|“The Crime of Anarchy.” American Lawyer Oct.-Nov. 1901: p. 513.|
|anarchism (dealing with); anarchism (laws against); anarchism (legal penalties); penal colonies (anarchists).|
|John G. Carlisle; Leon Czolgosz; Emma Goldman; William McKinley; Johann Most.|
The Crime of Anarchy
The dastardly assassination of President McKinley
brings vividly before us the problem of the anarchist. The argument that after
all a prominent Government official is only a single person and should be safeguarded
by law with no greater measures of protection than is supplied to his fellow
citizens is a fallacy of the most apparent kind. The assassination of such an
individual affects not only himself, but the entire community which he represents.
His death may bring about a panic of alarming magnitude. It is only due to the
intense stability of our Republican institutions that such a panic was averted
in the present instance. Under more unsettled conditions the sudden death of
a country’s chief official, be he King, Emperor, or Czar, might perchance lead
to a revolution.

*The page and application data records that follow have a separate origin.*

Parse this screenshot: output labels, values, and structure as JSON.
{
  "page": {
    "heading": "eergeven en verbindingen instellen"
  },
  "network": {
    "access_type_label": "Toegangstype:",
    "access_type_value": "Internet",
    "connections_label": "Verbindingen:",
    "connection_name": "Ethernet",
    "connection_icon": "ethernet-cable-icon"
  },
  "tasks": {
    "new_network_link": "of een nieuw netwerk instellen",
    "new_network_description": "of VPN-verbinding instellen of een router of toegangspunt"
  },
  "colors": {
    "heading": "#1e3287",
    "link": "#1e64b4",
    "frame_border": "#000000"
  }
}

The true fault lies in the fact that our criminal law is radically wrong. It proceeds on a theory wholly untenable in logic or in science. It considers that we are all endowed with an equal power of resistence, certain anti-social tendencies to our passions, and to inherited criminal propensities which are necessarily inherent in a portion, unfortunately large, of the community. On such an individual as Czolgosz, punishment can have practically no effect. His ethical perceptions are obliterated. Spiritually he is an imbecile. His execution will not deter in the slightest degree any other individual of his type from the commission of a precisely similar crime. Far better, we think, to provide a more effective preventative in the shape of a stringent enforcement of the immigration laws, the repression of anarchistic literature and speeches, the breaking up of “Red” societies and the deportation of their members. This festering sore in our body politic calls for and should receive drastic treatment.
It is to be noted that the leaders of the movement, such as Goldman and Most, are very careful to refrain from commission of acts of violence. They confine their efforts to the selection of some poor half-witted fool in whom secretly they instill their fell doctrines, and who they fashion into a tool fitted for their purpose. This country should join the International League Against Anarchy. It is not going too far to say that we should fix upon an uninhabited island in the Philippines to which those who hold such destructive tenets should be deported. The latter have no reason to complain. Their doctrines rest upon the belief that every man is a law unto himself. Hence they cannot appeal to law for they have repudiated all law and admit only the power of superior force.
The true measure to be resorted to is rather the slow one of extirpation. The advocates of Anarchy must be regarded as public enemies under a law to be passed by Congress and under which deportation could be provided for. As the Philippine Islands are now a portion of the United States, the erection of a prison in one of the archipelago and the removal thereto of the dangerous doctrinaries is governed by the same principle which permits the confining of offenders against the National laws within any of the Federal jails.
It only remains to add that in 1894 an act was prepared by John Carlisle, then Secretary of the Treasury, which struck directly at the root of the evil by prohibiting the assemblage of persons preaching and entertaining views inimical to the institution of government in general. This failed of passage, however, because Congress that year was entirely taken up with the discussion of the Tariff bill.